### Aim of the exercise
Could you please write out each line of the records exactly, minus the pictures?

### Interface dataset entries
★ ★ ★ ★ ★

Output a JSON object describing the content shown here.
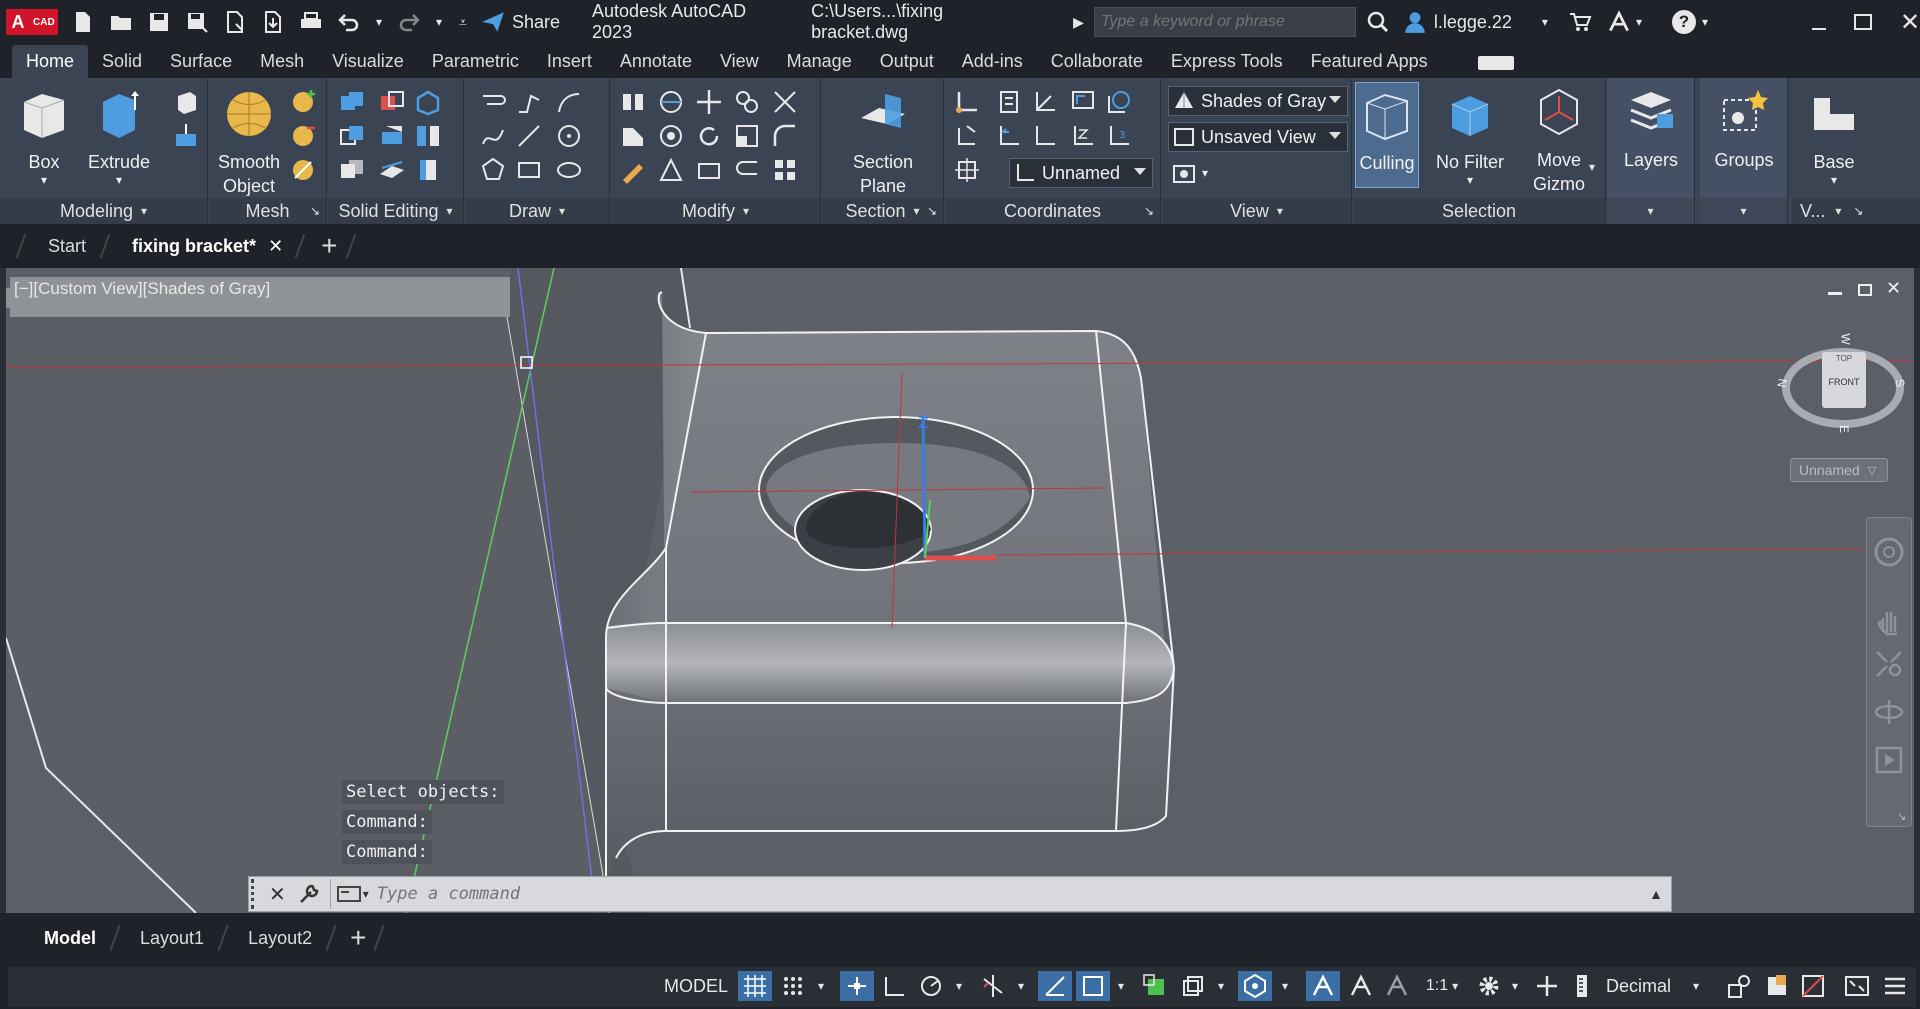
{
  "app": {
    "badge": "A",
    "badge_sub": "CAD",
    "title": "Autodesk AutoCAD 2023",
    "file": "C:\\Users...\\fixing bracket.dwg"
  },
  "quick_access": {
    "share_label": "Share"
  },
  "search": {
    "placeholder": "Type a keyword or phrase"
  },
  "user": {
    "name": "l.legge.22"
  },
  "ribbon_tabs": [
    "Home",
    "Solid",
    "Surface",
    "Mesh",
    "Visualize",
    "Parametric",
    "Insert",
    "Annotate",
    "View",
    "Manage",
    "Output",
    "Add-ins",
    "Collaborate",
    "Express Tools",
    "Featured Apps"
  ],
  "ribbon": {
    "modeling": {
      "title": "Modeling",
      "box": "Box",
      "extrude": "Extrude"
    },
    "mesh": {
      "title": "Mesh",
      "smooth1": "Smooth",
      "smooth2": "Object"
    },
    "solid_editing": {
      "title": "Solid Editing"
    },
    "draw": {
      "title": "Draw"
    },
    "modify": {
      "title": "Modify"
    },
    "section": {
      "title": "Section",
      "btn1": "Section",
      "btn2": "Plane"
    },
    "coordinates": {
      "title": "Coordinates",
      "ucs_value": "Unnamed"
    },
    "view": {
      "title": "View",
      "visual_style": "Shades of Gray",
      "saved_view": "Unsaved View"
    },
    "selection": {
      "title": "Selection",
      "culling": "Culling",
      "no_filter": "No Filter",
      "move1": "Move",
      "move2": "Gizmo"
    },
    "layers": {
      "label": "Layers"
    },
    "groups": {
      "label": "Groups"
    },
    "base": {
      "label": "Base",
      "title": "V..."
    }
  },
  "doc_tabs": {
    "start": "Start",
    "active": "fixing bracket*"
  },
  "viewport": {
    "label": "[−][Custom View][Shades of Gray]",
    "viewcube": {
      "top": "TOP",
      "front": "FRONT",
      "n": "N",
      "s": "S",
      "w": "W",
      "e": "E"
    },
    "ucs_name": "Unnamed",
    "axis_label": "Z"
  },
  "command": {
    "history": [
      "Select objects:",
      "Command:",
      "Command:"
    ],
    "placeholder": "Type a command"
  },
  "layout_tabs": [
    "Model",
    "Layout1",
    "Layout2"
  ],
  "status": {
    "model": "MODEL",
    "scale": "1:1",
    "units": "Decimal"
  },
  "colors": {
    "ribbon": "#3b4453",
    "titlebar": "#1f2329",
    "viewport": "#5a5f68",
    "accent": "#3a6ea5"
  }
}
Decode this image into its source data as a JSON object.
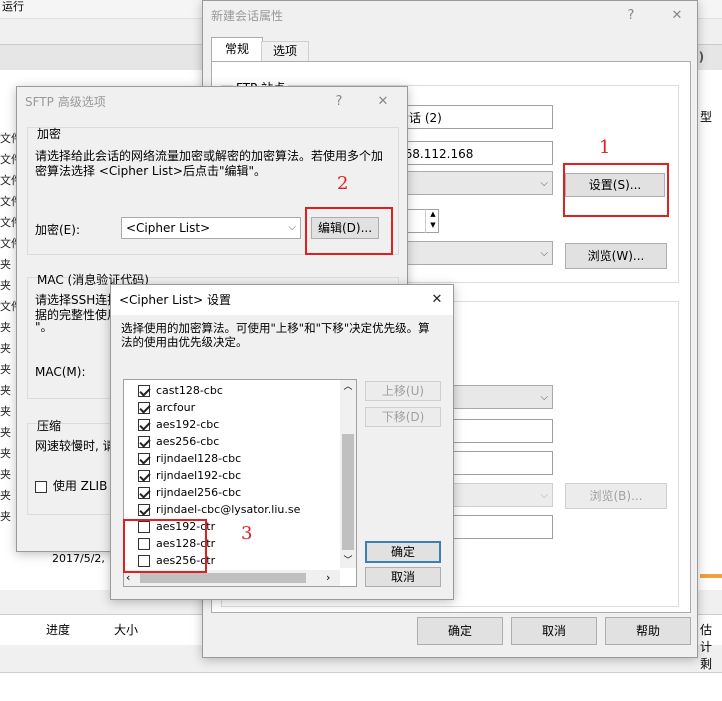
{
  "background": {
    "toolbar_label": "运行",
    "right_partial": "d)",
    "right_label": "型",
    "left_rows": [
      "文件",
      "文件",
      "文件",
      "文件",
      "文件",
      "文件",
      "夹",
      "夹",
      "文件",
      "夹",
      "夹",
      "夹",
      "夹",
      "夹",
      "夹",
      "夹",
      "夹",
      "夹",
      "夹"
    ],
    "date_row": "2017/5/2,",
    "bottom_cols": {
      "progress": "进度",
      "size": "大小",
      "right": "估计剩"
    }
  },
  "session_dialog": {
    "title": "新建会话属性",
    "help": "?",
    "close": "✕",
    "tabs": [
      "常规",
      "选项"
    ],
    "active_tab": 0,
    "group_title": "FTP 站点",
    "name_value": "会话 (2)",
    "host_value": "168.112.168",
    "setup_button": "设置(S)...",
    "browse_button": "浏览(W)...",
    "browse_button2": "浏览(B)...",
    "ok": "确定",
    "cancel": "取消",
    "help_button": "帮助"
  },
  "sftp_dialog": {
    "title": "SFTP 高级选项",
    "help": "?",
    "close": "✕",
    "encryption_title": "加密",
    "encryption_desc": "请选择给此会话的网络流量加密或解密的加密算法。若使用多个加密算法选择 <Cipher List>后点击\"编辑\"。",
    "encryption_label": "加密(E):",
    "encryption_value": "<Cipher List>",
    "edit_button": "编辑(D)...",
    "mac_title": "MAC (消息验证代码)",
    "mac_desc_1": "请选择SSH连接",
    "mac_desc_2": "据的完整性使用",
    "mac_desc_3": "\"。",
    "mac_label": "MAC(M):",
    "compress_title": "压缩",
    "compress_desc": "网速较慢时, 请",
    "zlib_label": "使用 ZLIB 压"
  },
  "cipher_dialog": {
    "title": "<Cipher List> 设置",
    "close": "✕",
    "desc": "选择使用的加密算法。可使用\"上移\"和\"下移\"决定优先级。算法的使用由优先级决定。",
    "items": [
      {
        "name": "cast128-cbc",
        "checked": true
      },
      {
        "name": "arcfour",
        "checked": true
      },
      {
        "name": "aes192-cbc",
        "checked": true
      },
      {
        "name": "aes256-cbc",
        "checked": true
      },
      {
        "name": "rijndael128-cbc",
        "checked": true
      },
      {
        "name": "rijndael192-cbc",
        "checked": true
      },
      {
        "name": "rijndael256-cbc",
        "checked": true
      },
      {
        "name": "rijndael-cbc@lysator.liu.se",
        "checked": true
      },
      {
        "name": "aes192-ctr",
        "checked": false
      },
      {
        "name": "aes128-ctr",
        "checked": false
      },
      {
        "name": "aes256-ctr",
        "checked": false
      }
    ],
    "move_up": "上移(U)",
    "move_down": "下移(D)",
    "ok": "确定",
    "cancel": "取消"
  },
  "annotations": {
    "n1": "1",
    "n2": "2",
    "n3": "3"
  },
  "colors": {
    "annotation": "#e02020",
    "default_button_border": "#3c7fb1"
  }
}
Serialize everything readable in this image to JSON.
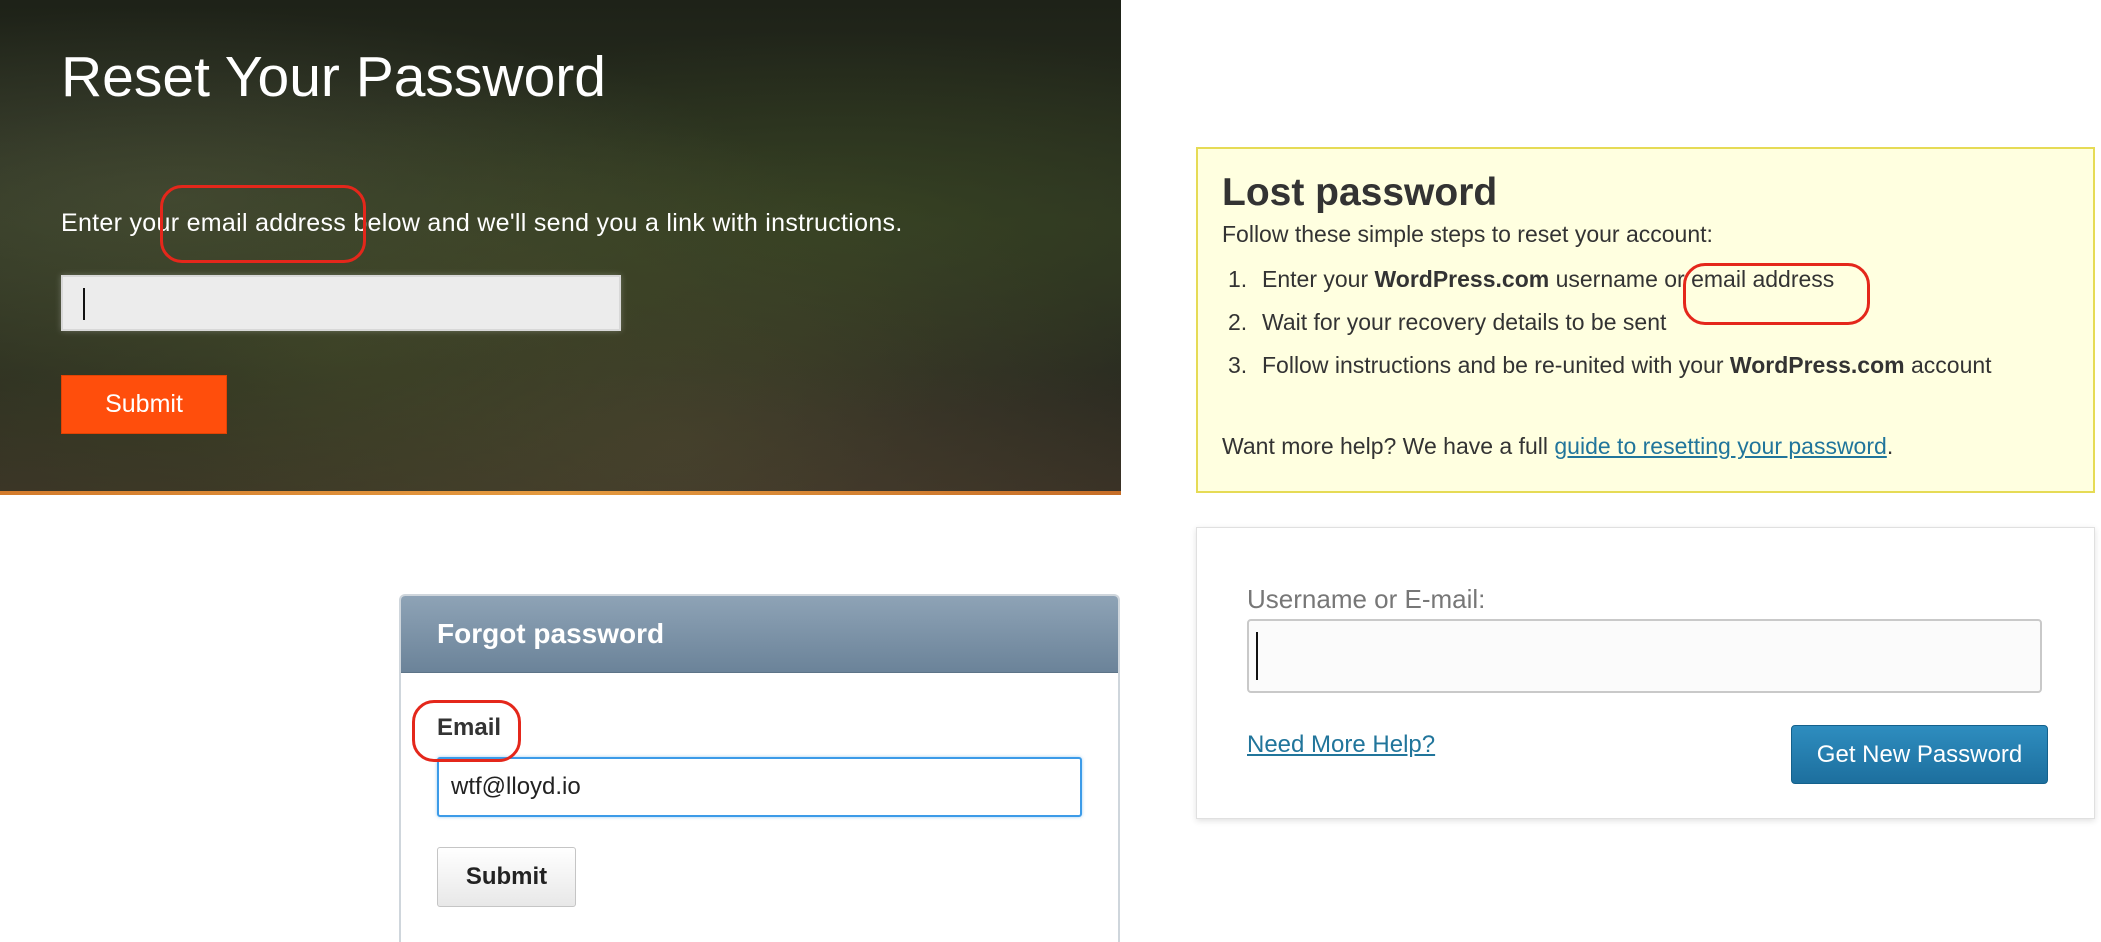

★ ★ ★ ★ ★

### Task response
Output a JSON object describing the content shown here.
{
  "app": {
    "badge": "A",
    "badge_sub": "CAD",
    "title": "Autodesk AutoCAD 2023",
    "file": "C:\\Users...\\fixing bracket.dwg"
  },
  "quick_access": {
    "share_label": "Share"
  },
  "search": {
    "placeholder": "Type a keyword or phrase"
  },
  "user": {
    "name": "l.legge.22"
  },
  "ribbon_tabs": [
    "Home",
    "Solid",
    "Surface",
    "Mesh",
    "Visualize",
    "Parametric",
    "Insert",
    "Annotate",
    "View",
    "Manage",
    "Output",
    "Add-ins",
    "Collaborate",
    "Express Tools",
    "Featured Apps"
  ],
  "ribbon": {
    "modeling": {
      "title": "Modeling",
      "box": "Box",
      "extrude": "Extrude"
    },
    "mesh": {
      "title": "Mesh",
      "smooth1": "Smooth",
      "smooth2": "Object"
    },
    "solid_editing": {
      "title": "Solid Editing"
    },
    "draw": {
      "title": "Draw"
    },
    "modify": {
      "title": "Modify"
    },
    "section": {
      "title": "Section",
      "btn1": "Section",
      "btn2": "Plane"
    },
    "coordinates": {
      "title": "Coordinates",
      "ucs_value": "Unnamed"
    },
    "view": {
      "title": "View",
      "visual_style": "Shades of Gray",
      "saved_view": "Unsaved View"
    },
    "selection": {
      "title": "Selection",
      "culling": "Culling",
      "no_filter": "No Filter",
      "move1": "Move",
      "move2": "Gizmo"
    },
    "layers": {
      "label": "Layers"
    },
    "groups": {
      "label": "Groups"
    },
    "base": {
      "label": "Base",
      "title": "V..."
    }
  },
  "doc_tabs": {
    "start": "Start",
    "active": "fixing bracket*"
  },
  "viewport": {
    "label": "[−][Custom View][Shades of Gray]",
    "viewcube": {
      "top": "TOP",
      "front": "FRONT",
      "n": "N",
      "s": "S",
      "w": "W",
      "e": "E"
    },
    "ucs_name": "Unnamed",
    "axis_label": "Z"
  },
  "command": {
    "history": [
      "Select objects:",
      "Command:",
      "Command:"
    ],
    "placeholder": "Type a command"
  },
  "layout_tabs": [
    "Model",
    "Layout1",
    "Layout2"
  ],
  "status": {
    "model": "MODEL",
    "scale": "1:1",
    "units": "Decimal"
  },
  "colors": {
    "ribbon": "#3b4453",
    "titlebar": "#1f2329",
    "viewport": "#5a5f68",
    "accent": "#3a6ea5"
  }
}
Decode this image into its source data as a JSON object.
{
  "background": {
    "toolbar_label": "运行",
    "right_partial": "d)",
    "right_label": "型",
    "left_rows": [
      "文件",
      "文件",
      "文件",
      "文件",
      "文件",
      "文件",
      "夹",
      "夹",
      "文件",
      "夹",
      "夹",
      "夹",
      "夹",
      "夹",
      "夹",
      "夹",
      "夹",
      "夹",
      "夹"
    ],
    "date_row": "2017/5/2,",
    "bottom_cols": {
      "progress": "进度",
      "size": "大小",
      "right": "估计剩"
    }
  },
  "session_dialog": {
    "title": "新建会话属性",
    "help": "?",
    "close": "✕",
    "tabs": [
      "常规",
      "选项"
    ],
    "active_tab": 0,
    "group_title": "FTP 站点",
    "name_value": "会话 (2)",
    "host_value": "168.112.168",
    "setup_button": "设置(S)...",
    "browse_button": "浏览(W)...",
    "browse_button2": "浏览(B)...",
    "ok": "确定",
    "cancel": "取消",
    "help_button": "帮助"
  },
  "sftp_dialog": {
    "title": "SFTP 高级选项",
    "help": "?",
    "close": "✕",
    "encryption_title": "加密",
    "encryption_desc": "请选择给此会话的网络流量加密或解密的加密算法。若使用多个加密算法选择 <Cipher List>后点击\"编辑\"。",
    "encryption_label": "加密(E):",
    "encryption_value": "<Cipher List>",
    "edit_button": "编辑(D)...",
    "mac_title": "MAC (消息验证代码)",
    "mac_desc_1": "请选择SSH连接",
    "mac_desc_2": "据的完整性使用",
    "mac_desc_3": "\"。",
    "mac_label": "MAC(M):",
    "compress_title": "压缩",
    "compress_desc": "网速较慢时, 请",
    "zlib_label": "使用 ZLIB 压"
  },
  "cipher_dialog": {
    "title": "<Cipher List> 设置",
    "close": "✕",
    "desc": "选择使用的加密算法。可使用\"上移\"和\"下移\"决定优先级。算法的使用由优先级决定。",
    "items": [
      {
        "name": "cast128-cbc",
        "checked": true
      },
      {
        "name": "arcfour",
        "checked": true
      },
      {
        "name": "aes192-cbc",
        "checked": true
      },
      {
        "name": "aes256-cbc",
        "checked": true
      },
      {
        "name": "rijndael128-cbc",
        "checked": true
      },
      {
        "name": "rijndael192-cbc",
        "checked": true
      },
      {
        "name": "rijndael256-cbc",
        "checked": true
      },
      {
        "name": "rijndael-cbc@lysator.liu.se",
        "checked": true
      },
      {
        "name": "aes192-ctr",
        "checked": false
      },
      {
        "name": "aes128-ctr",
        "checked": false
      },
      {
        "name": "aes256-ctr",
        "checked": false
      }
    ],
    "move_up": "上移(U)",
    "move_down": "下移(D)",
    "ok": "确定",
    "cancel": "取消"
  },
  "annotations": {
    "n1": "1",
    "n2": "2",
    "n3": "3"
  },
  "colors": {
    "annotation": "#e02020",
    "default_button_border": "#3c7fb1"
  }
}
Serialize everything readable in this image to JSON.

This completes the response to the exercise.